§ ACTION ITEM: Repeat the listing exactly. Any picture in it should be left out of the copy.

§ DATA RECORDS:
━━━━━━━━━━━━━━━━
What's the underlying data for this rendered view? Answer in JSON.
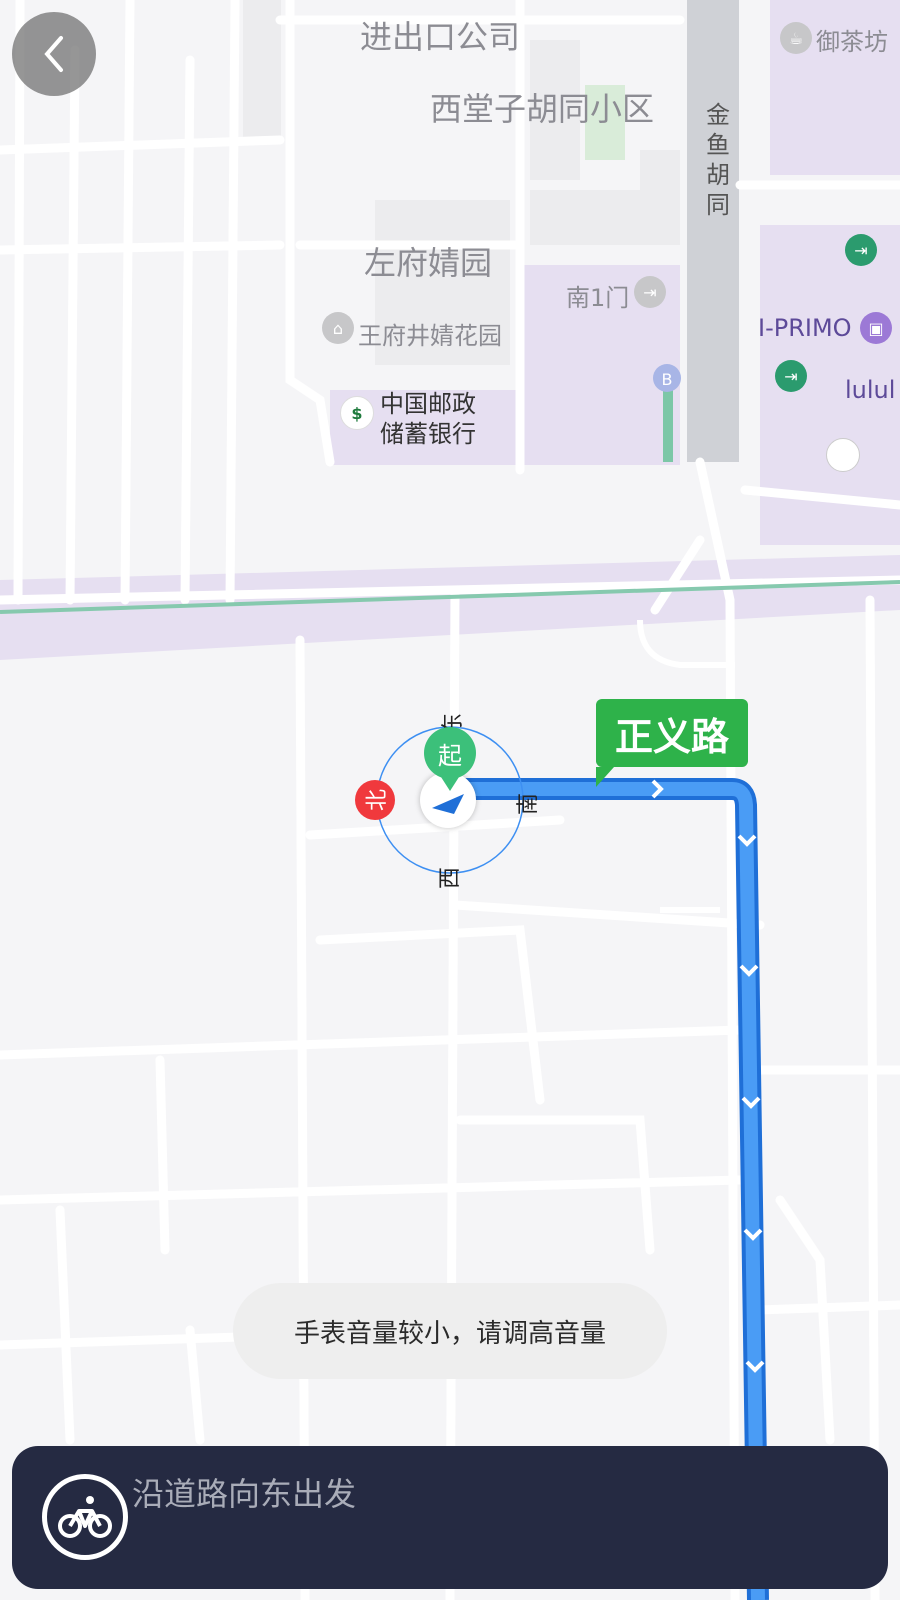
{
  "map": {
    "labels": {
      "company": "进出口公司",
      "community": "西堂子胡同小区",
      "zuofu": "左府婧园",
      "gate": "南1门",
      "wangfujing": "王府井婧花园",
      "bank_line1": "中国邮政",
      "bank_line2": "储蓄银行",
      "jinyu": "金鱼胡同",
      "tea": "御茶坊",
      "iprimo": "I-PRIMO",
      "lulu": "lulul",
      "metro_b": "B"
    },
    "road_name": "正义路",
    "start_label": "起",
    "compass": {
      "north": "北",
      "south": "南",
      "east": "东",
      "west": "西"
    }
  },
  "toast": "手表音量较小，请调高音量",
  "navigation": {
    "instruction": "沿道路向东出发",
    "mode_icon": "bicycle-icon"
  },
  "colors": {
    "route": "#3d8ff2",
    "road_tag": "#2eb24a",
    "card_bg": "#252a42",
    "poi_green": "#2b9b6e",
    "district": "#e4dcf1"
  }
}
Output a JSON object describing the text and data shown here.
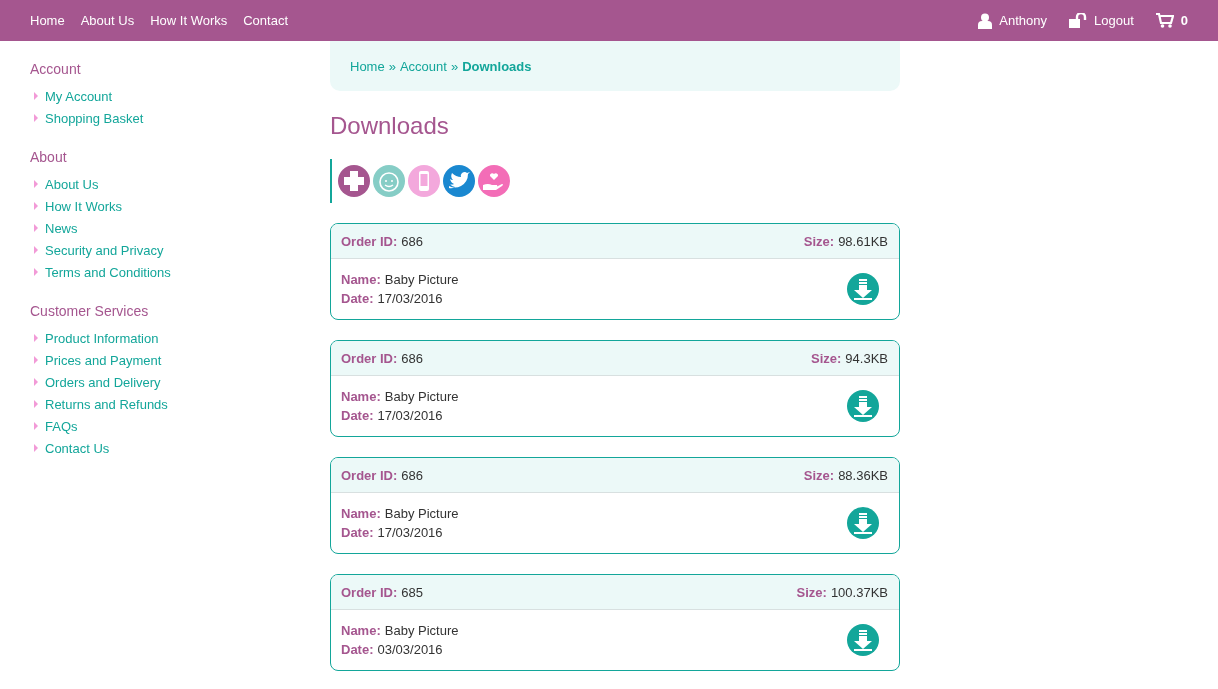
{
  "top_nav": {
    "links": [
      "Home",
      "About Us",
      "How It Works",
      "Contact"
    ],
    "user": "Anthony",
    "logout": "Logout",
    "cart_count": "0"
  },
  "sidebar": {
    "sections": [
      {
        "title": "Account",
        "items": [
          "My Account",
          "Shopping Basket"
        ]
      },
      {
        "title": "About",
        "items": [
          "About Us",
          "How It Works",
          "News",
          "Security and Privacy",
          "Terms and Conditions"
        ]
      },
      {
        "title": "Customer Services",
        "items": [
          "Product Information",
          "Prices and Payment",
          "Orders and Delivery",
          "Returns and Refunds",
          "FAQs",
          "Contact Us"
        ]
      }
    ]
  },
  "breadcrumb": [
    {
      "kind": "link",
      "text": "Home"
    },
    {
      "kind": "separator",
      "text": "»"
    },
    {
      "kind": "link",
      "text": "Account"
    },
    {
      "kind": "separator",
      "text": "»"
    },
    {
      "kind": "current",
      "text": "Downloads"
    }
  ],
  "page_title": "Downloads",
  "downloads": [
    {
      "order_id_label": "Order ID:",
      "order_id": "686",
      "size_label": "Size:",
      "size": "98.61KB",
      "name_label": "Name:",
      "name": "Baby Picture",
      "date_label": "Date:",
      "date": "17/03/2016"
    },
    {
      "order_id_label": "Order ID:",
      "order_id": "686",
      "size_label": "Size:",
      "size": "94.3KB",
      "name_label": "Name:",
      "name": "Baby Picture",
      "date_label": "Date:",
      "date": "17/03/2016"
    },
    {
      "order_id_label": "Order ID:",
      "order_id": "686",
      "size_label": "Size:",
      "size": "88.36KB",
      "name_label": "Name:",
      "name": "Baby Picture",
      "date_label": "Date:",
      "date": "17/03/2016"
    },
    {
      "order_id_label": "Order ID:",
      "order_id": "685",
      "size_label": "Size:",
      "size": "100.37KB",
      "name_label": "Name:",
      "name": "Baby Picture",
      "date_label": "Date:",
      "date": "03/03/2016"
    }
  ]
}
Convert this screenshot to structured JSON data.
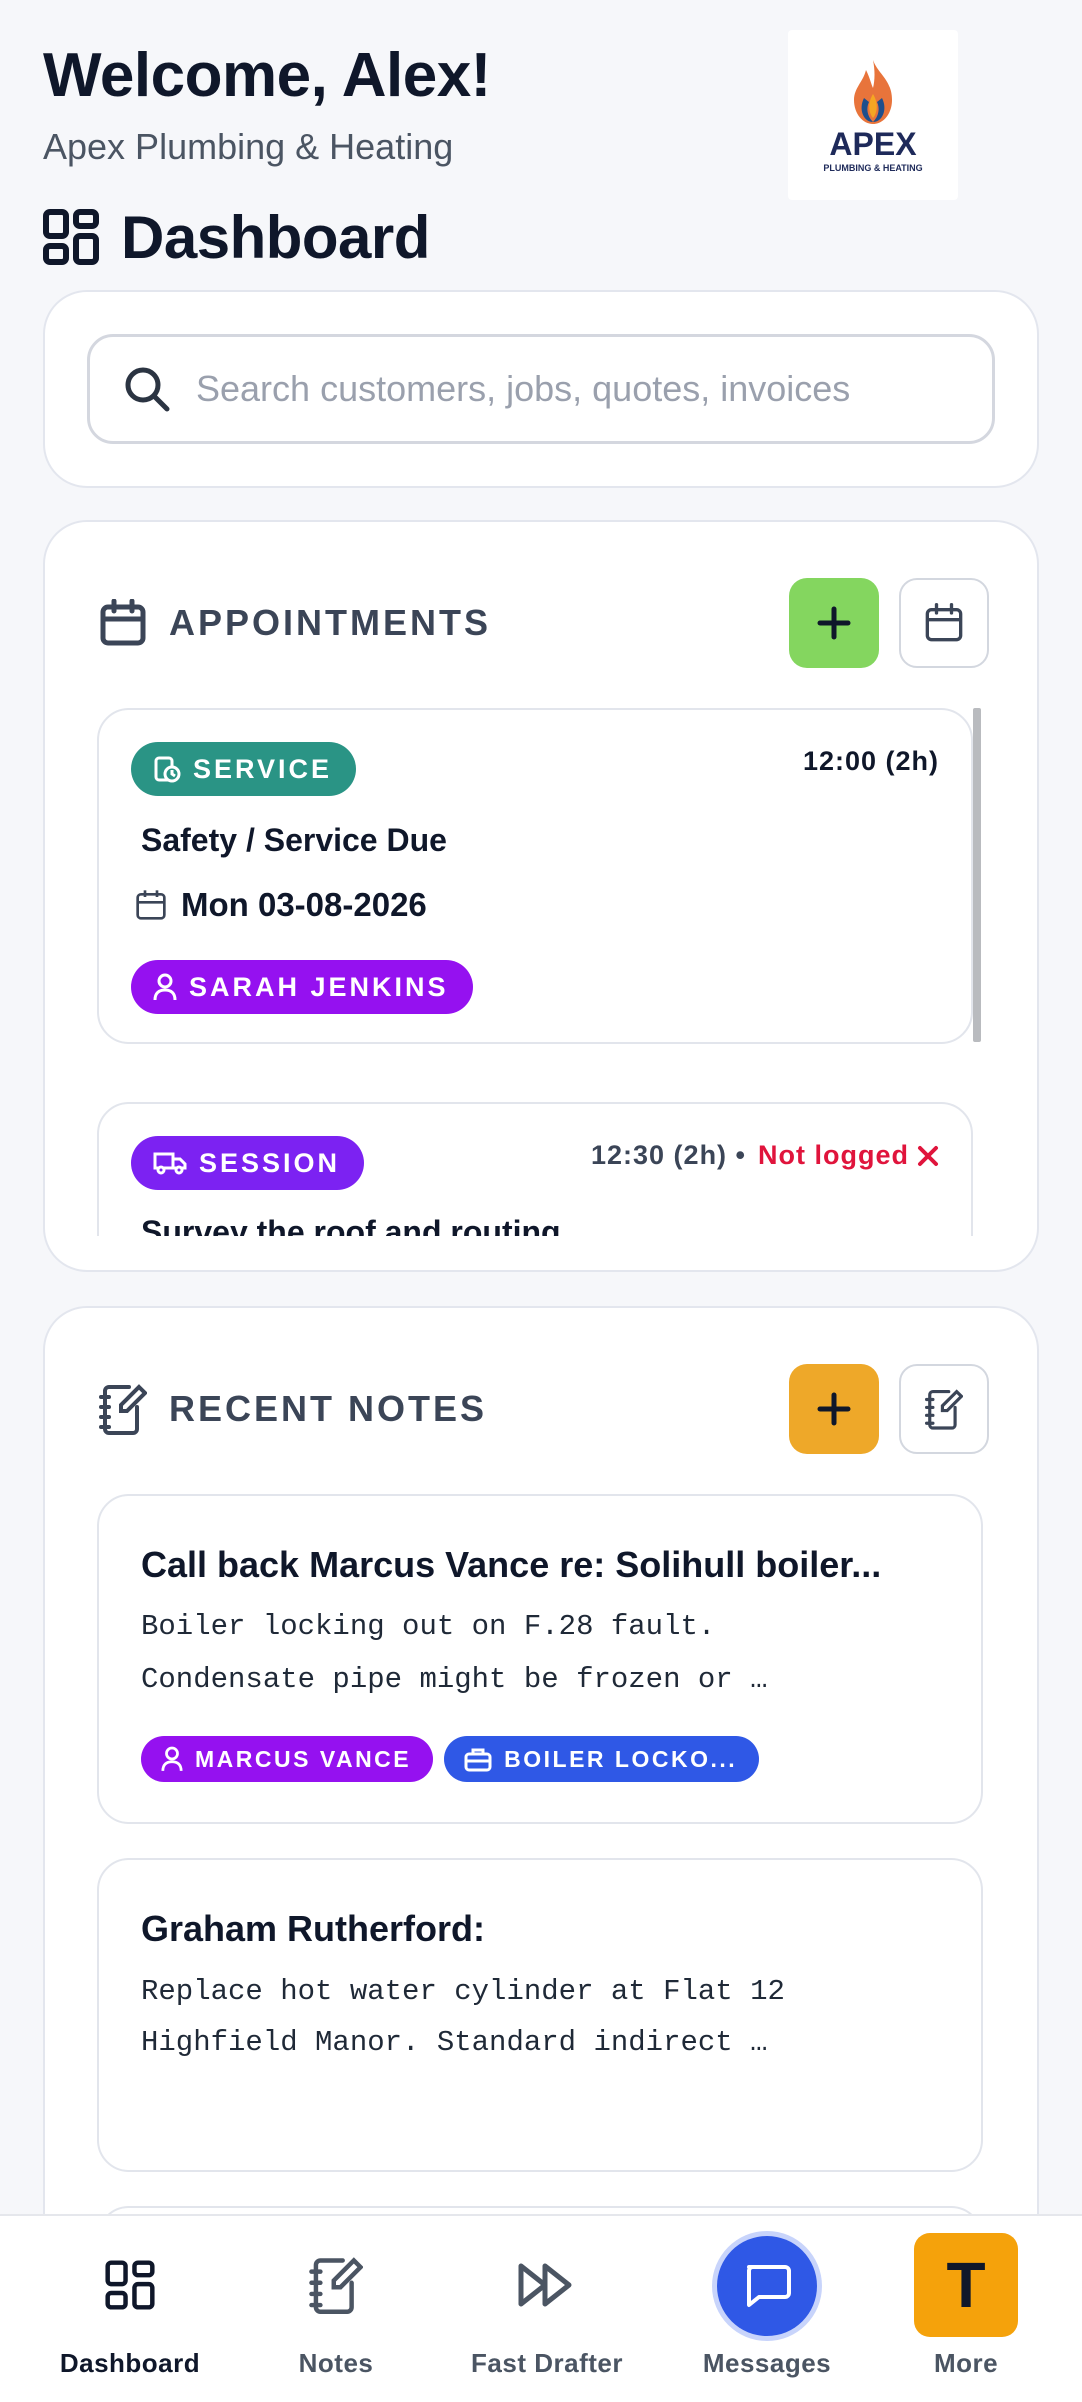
{
  "header": {
    "welcome": "Welcome, Alex!",
    "company": "Apex Plumbing & Heating",
    "logo_text": "APEX",
    "logo_sub": "PLUMBING & HEATING"
  },
  "page_title": "Dashboard",
  "search": {
    "placeholder": "Search customers, jobs, quotes, invoices"
  },
  "appointments": {
    "title": "APPOINTMENTS",
    "add_color": "#84d65f",
    "items": [
      {
        "type": "SERVICE",
        "type_color": "#2a9485",
        "time": "12:00 (2h)",
        "title": "Safety / Service Due",
        "date": "Mon 03-08-2026",
        "customer": "SARAH JENKINS",
        "customer_color": "#9511f0"
      },
      {
        "type": "SESSION",
        "type_color": "#7c22f2",
        "time": "12:30 (2h) •",
        "status": "Not logged",
        "status_icon": "x-icon",
        "status_color": "#e0143c",
        "title": "Survey the roof and routing"
      }
    ]
  },
  "notes": {
    "title": "RECENT NOTES",
    "add_color": "#eea829",
    "items": [
      {
        "title": "Call back Marcus Vance re: Solihull boiler...",
        "body_lines": [
          "Boiler locking out on F.28 fault.",
          "Condensate pipe might be frozen or …"
        ],
        "tags": [
          {
            "label": "MARCUS VANCE",
            "icon": "user-icon",
            "color": "#9511f0"
          },
          {
            "label": "BOILER LOCKO...",
            "icon": "toolbox-icon",
            "color": "#2f58e6"
          }
        ]
      },
      {
        "title": "Graham Rutherford:",
        "body_lines": [
          "Replace hot water cylinder at Flat 12",
          "Highfield Manor. Standard indirect …"
        ]
      }
    ]
  },
  "nav": {
    "items": [
      {
        "label": "Dashboard",
        "icon": "dashboard-icon",
        "active": true
      },
      {
        "label": "Notes",
        "icon": "notes-icon"
      },
      {
        "label": "Fast Drafter",
        "icon": "fast-forward-icon"
      },
      {
        "label": "Messages",
        "icon": "message-icon"
      },
      {
        "label": "More",
        "avatar_letter": "T"
      }
    ]
  }
}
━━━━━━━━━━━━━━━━
§ ANSWER SECTION:
What's the underlying data for this rendered view? Answer in JSON.
{
  "map": {
    "labels": {
      "company": "进出口公司",
      "community": "西堂子胡同小区",
      "zuofu": "左府婧园",
      "gate": "南1门",
      "wangfujing": "王府井婧花园",
      "bank_line1": "中国邮政",
      "bank_line2": "储蓄银行",
      "jinyu": "金鱼胡同",
      "tea": "御茶坊",
      "iprimo": "I-PRIMO",
      "lulu": "lulul",
      "metro_b": "B"
    },
    "road_name": "正义路",
    "start_label": "起",
    "compass": {
      "north": "北",
      "south": "南",
      "east": "东",
      "west": "西"
    }
  },
  "toast": "手表音量较小，请调高音量",
  "navigation": {
    "instruction": "沿道路向东出发",
    "mode_icon": "bicycle-icon"
  },
  "colors": {
    "route": "#3d8ff2",
    "road_tag": "#2eb24a",
    "card_bg": "#252a42",
    "poi_green": "#2b9b6e",
    "district": "#e4dcf1"
  }
}
Output a JSON object describing the text and data shown here.
{
  "top_nav": {
    "links": [
      "Home",
      "About Us",
      "How It Works",
      "Contact"
    ],
    "user": "Anthony",
    "logout": "Logout",
    "cart_count": "0"
  },
  "sidebar": {
    "sections": [
      {
        "title": "Account",
        "items": [
          "My Account",
          "Shopping Basket"
        ]
      },
      {
        "title": "About",
        "items": [
          "About Us",
          "How It Works",
          "News",
          "Security and Privacy",
          "Terms and Conditions"
        ]
      },
      {
        "title": "Customer Services",
        "items": [
          "Product Information",
          "Prices and Payment",
          "Orders and Delivery",
          "Returns and Refunds",
          "FAQs",
          "Contact Us"
        ]
      }
    ]
  },
  "breadcrumb": [
    {
      "kind": "link",
      "text": "Home"
    },
    {
      "kind": "separator",
      "text": "»"
    },
    {
      "kind": "link",
      "text": "Account"
    },
    {
      "kind": "separator",
      "text": "»"
    },
    {
      "kind": "current",
      "text": "Downloads"
    }
  ],
  "page_title": "Downloads",
  "downloads": [
    {
      "order_id_label": "Order ID:",
      "order_id": "686",
      "size_label": "Size:",
      "size": "98.61KB",
      "name_label": "Name:",
      "name": "Baby Picture",
      "date_label": "Date:",
      "date": "17/03/2016"
    },
    {
      "order_id_label": "Order ID:",
      "order_id": "686",
      "size_label": "Size:",
      "size": "94.3KB",
      "name_label": "Name:",
      "name": "Baby Picture",
      "date_label": "Date:",
      "date": "17/03/2016"
    },
    {
      "order_id_label": "Order ID:",
      "order_id": "686",
      "size_label": "Size:",
      "size": "88.36KB",
      "name_label": "Name:",
      "name": "Baby Picture",
      "date_label": "Date:",
      "date": "17/03/2016"
    },
    {
      "order_id_label": "Order ID:",
      "order_id": "685",
      "size_label": "Size:",
      "size": "100.37KB",
      "name_label": "Name:",
      "name": "Baby Picture",
      "date_label": "Date:",
      "date": "03/03/2016"
    }
  ]
}
Convert this screenshot to structured JSON data.
{
  "header": {
    "welcome": "Welcome, Alex!",
    "company": "Apex Plumbing & Heating",
    "logo_text": "APEX",
    "logo_sub": "PLUMBING & HEATING"
  },
  "page_title": "Dashboard",
  "search": {
    "placeholder": "Search customers, jobs, quotes, invoices"
  },
  "appointments": {
    "title": "APPOINTMENTS",
    "add_color": "#84d65f",
    "items": [
      {
        "type": "SERVICE",
        "type_color": "#2a9485",
        "time": "12:00 (2h)",
        "title": "Safety / Service Due",
        "date": "Mon 03-08-2026",
        "customer": "SARAH JENKINS",
        "customer_color": "#9511f0"
      },
      {
        "type": "SESSION",
        "type_color": "#7c22f2",
        "time": "12:30 (2h) •",
        "status": "Not logged",
        "status_icon": "x-icon",
        "status_color": "#e0143c",
        "title": "Survey the roof and routing"
      }
    ]
  },
  "notes": {
    "title": "RECENT NOTES",
    "add_color": "#eea829",
    "items": [
      {
        "title": "Call back Marcus Vance re: Solihull boiler...",
        "body_lines": [
          "Boiler locking out on F.28 fault.",
          "Condensate pipe might be frozen or …"
        ],
        "tags": [
          {
            "label": "MARCUS VANCE",
            "icon": "user-icon",
            "color": "#9511f0"
          },
          {
            "label": "BOILER LOCKO...",
            "icon": "toolbox-icon",
            "color": "#2f58e6"
          }
        ]
      },
      {
        "title": "Graham Rutherford:",
        "body_lines": [
          "Replace hot water cylinder at Flat 12",
          "Highfield Manor. Standard indirect …"
        ]
      }
    ]
  },
  "nav": {
    "items": [
      {
        "label": "Dashboard",
        "icon": "dashboard-icon",
        "active": true
      },
      {
        "label": "Notes",
        "icon": "notes-icon"
      },
      {
        "label": "Fast Drafter",
        "icon": "fast-forward-icon"
      },
      {
        "label": "Messages",
        "icon": "message-icon"
      },
      {
        "label": "More",
        "avatar_letter": "T"
      }
    ]
  }
}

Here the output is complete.